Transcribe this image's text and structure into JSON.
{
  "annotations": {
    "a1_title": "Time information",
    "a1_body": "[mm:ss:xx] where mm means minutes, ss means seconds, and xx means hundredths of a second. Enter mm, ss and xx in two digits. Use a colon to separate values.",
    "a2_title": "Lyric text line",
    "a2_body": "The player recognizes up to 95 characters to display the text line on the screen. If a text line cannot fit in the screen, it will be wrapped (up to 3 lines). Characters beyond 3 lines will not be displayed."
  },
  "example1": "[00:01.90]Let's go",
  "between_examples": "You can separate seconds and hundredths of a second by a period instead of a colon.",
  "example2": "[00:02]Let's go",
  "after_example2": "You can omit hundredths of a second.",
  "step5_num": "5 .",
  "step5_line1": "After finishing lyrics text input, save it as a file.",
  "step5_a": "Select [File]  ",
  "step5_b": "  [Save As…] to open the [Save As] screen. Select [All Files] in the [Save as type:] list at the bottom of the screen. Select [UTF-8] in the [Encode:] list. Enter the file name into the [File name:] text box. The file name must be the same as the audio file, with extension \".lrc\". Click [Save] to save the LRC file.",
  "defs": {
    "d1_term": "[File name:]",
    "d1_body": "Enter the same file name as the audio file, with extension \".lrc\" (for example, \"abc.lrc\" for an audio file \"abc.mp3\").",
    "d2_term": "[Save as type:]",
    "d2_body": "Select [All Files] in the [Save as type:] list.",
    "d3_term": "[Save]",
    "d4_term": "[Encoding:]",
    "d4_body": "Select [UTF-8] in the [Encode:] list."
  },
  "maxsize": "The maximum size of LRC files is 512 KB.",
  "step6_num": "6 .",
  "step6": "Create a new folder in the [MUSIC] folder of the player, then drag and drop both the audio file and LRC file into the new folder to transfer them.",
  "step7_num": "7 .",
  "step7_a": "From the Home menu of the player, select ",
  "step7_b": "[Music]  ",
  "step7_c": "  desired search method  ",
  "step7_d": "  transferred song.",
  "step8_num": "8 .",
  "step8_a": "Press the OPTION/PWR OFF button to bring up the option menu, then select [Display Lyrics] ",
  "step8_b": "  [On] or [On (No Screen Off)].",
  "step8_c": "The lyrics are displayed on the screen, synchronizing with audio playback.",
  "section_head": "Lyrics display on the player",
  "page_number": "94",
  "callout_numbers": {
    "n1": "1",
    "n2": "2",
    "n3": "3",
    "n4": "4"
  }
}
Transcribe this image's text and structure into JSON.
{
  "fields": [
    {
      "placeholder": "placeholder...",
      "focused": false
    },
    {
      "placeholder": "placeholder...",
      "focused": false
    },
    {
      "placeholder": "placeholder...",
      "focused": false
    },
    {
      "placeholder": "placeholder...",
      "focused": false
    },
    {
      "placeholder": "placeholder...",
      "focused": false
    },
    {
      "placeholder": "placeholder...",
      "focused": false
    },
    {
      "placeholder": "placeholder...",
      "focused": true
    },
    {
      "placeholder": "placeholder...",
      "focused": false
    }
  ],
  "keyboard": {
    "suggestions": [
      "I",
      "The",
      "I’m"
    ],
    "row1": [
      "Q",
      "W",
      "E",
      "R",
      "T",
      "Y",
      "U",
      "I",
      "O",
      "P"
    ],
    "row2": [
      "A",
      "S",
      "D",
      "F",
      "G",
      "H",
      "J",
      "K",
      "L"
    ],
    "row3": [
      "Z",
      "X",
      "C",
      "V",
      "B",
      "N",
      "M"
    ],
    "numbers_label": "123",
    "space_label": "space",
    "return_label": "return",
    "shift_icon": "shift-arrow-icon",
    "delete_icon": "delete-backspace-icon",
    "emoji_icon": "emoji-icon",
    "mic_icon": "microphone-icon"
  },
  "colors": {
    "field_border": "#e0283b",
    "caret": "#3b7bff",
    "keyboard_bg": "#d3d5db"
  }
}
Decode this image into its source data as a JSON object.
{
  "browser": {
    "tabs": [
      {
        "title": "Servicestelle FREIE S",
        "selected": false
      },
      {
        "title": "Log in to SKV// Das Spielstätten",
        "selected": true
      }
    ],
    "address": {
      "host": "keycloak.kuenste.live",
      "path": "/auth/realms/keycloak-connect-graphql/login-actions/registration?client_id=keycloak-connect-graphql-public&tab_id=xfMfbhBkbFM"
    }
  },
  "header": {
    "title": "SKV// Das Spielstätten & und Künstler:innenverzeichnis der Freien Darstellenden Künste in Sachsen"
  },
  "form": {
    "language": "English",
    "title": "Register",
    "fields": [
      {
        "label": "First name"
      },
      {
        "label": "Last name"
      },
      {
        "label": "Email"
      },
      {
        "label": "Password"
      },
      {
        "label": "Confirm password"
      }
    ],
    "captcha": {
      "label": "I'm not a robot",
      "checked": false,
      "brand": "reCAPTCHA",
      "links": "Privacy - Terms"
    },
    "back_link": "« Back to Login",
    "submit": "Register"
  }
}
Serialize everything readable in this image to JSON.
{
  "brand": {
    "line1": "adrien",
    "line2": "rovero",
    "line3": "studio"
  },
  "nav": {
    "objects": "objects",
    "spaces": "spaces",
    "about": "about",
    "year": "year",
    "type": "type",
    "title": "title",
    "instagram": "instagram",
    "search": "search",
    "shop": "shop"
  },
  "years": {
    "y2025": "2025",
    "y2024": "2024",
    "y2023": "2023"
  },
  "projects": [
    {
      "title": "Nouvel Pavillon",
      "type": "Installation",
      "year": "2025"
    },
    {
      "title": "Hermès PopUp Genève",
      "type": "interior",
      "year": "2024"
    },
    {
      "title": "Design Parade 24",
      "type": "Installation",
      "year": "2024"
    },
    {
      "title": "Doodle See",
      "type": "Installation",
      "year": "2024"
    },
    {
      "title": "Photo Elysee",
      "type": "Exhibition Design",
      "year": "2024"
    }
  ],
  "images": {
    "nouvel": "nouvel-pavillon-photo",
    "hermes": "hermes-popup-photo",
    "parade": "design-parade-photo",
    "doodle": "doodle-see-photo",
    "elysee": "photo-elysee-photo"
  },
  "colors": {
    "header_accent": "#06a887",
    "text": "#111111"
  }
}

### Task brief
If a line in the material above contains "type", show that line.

### Solution
  "step5_b": "  [Save As…] to open the [Save As] screen. Select [All Files] in the [Save as type:] list at the bottom of the screen. Select [UTF-8] in the [Encode:] list. Enter the file name into the [File name:] text box. The file name must be the same as the audio file, with extension \".lrc\". Click [Save] to save the LRC file.",
    "d2_term": "[Save as type:]",
    "d2_body": "Select [All Files] in the [Save as type:] list.",
    "type": "type",
      "type": "Installation",
      "type": "interior",
      "type": "Installation",
      "type": "Installation",
      "type": "Exhibition Design",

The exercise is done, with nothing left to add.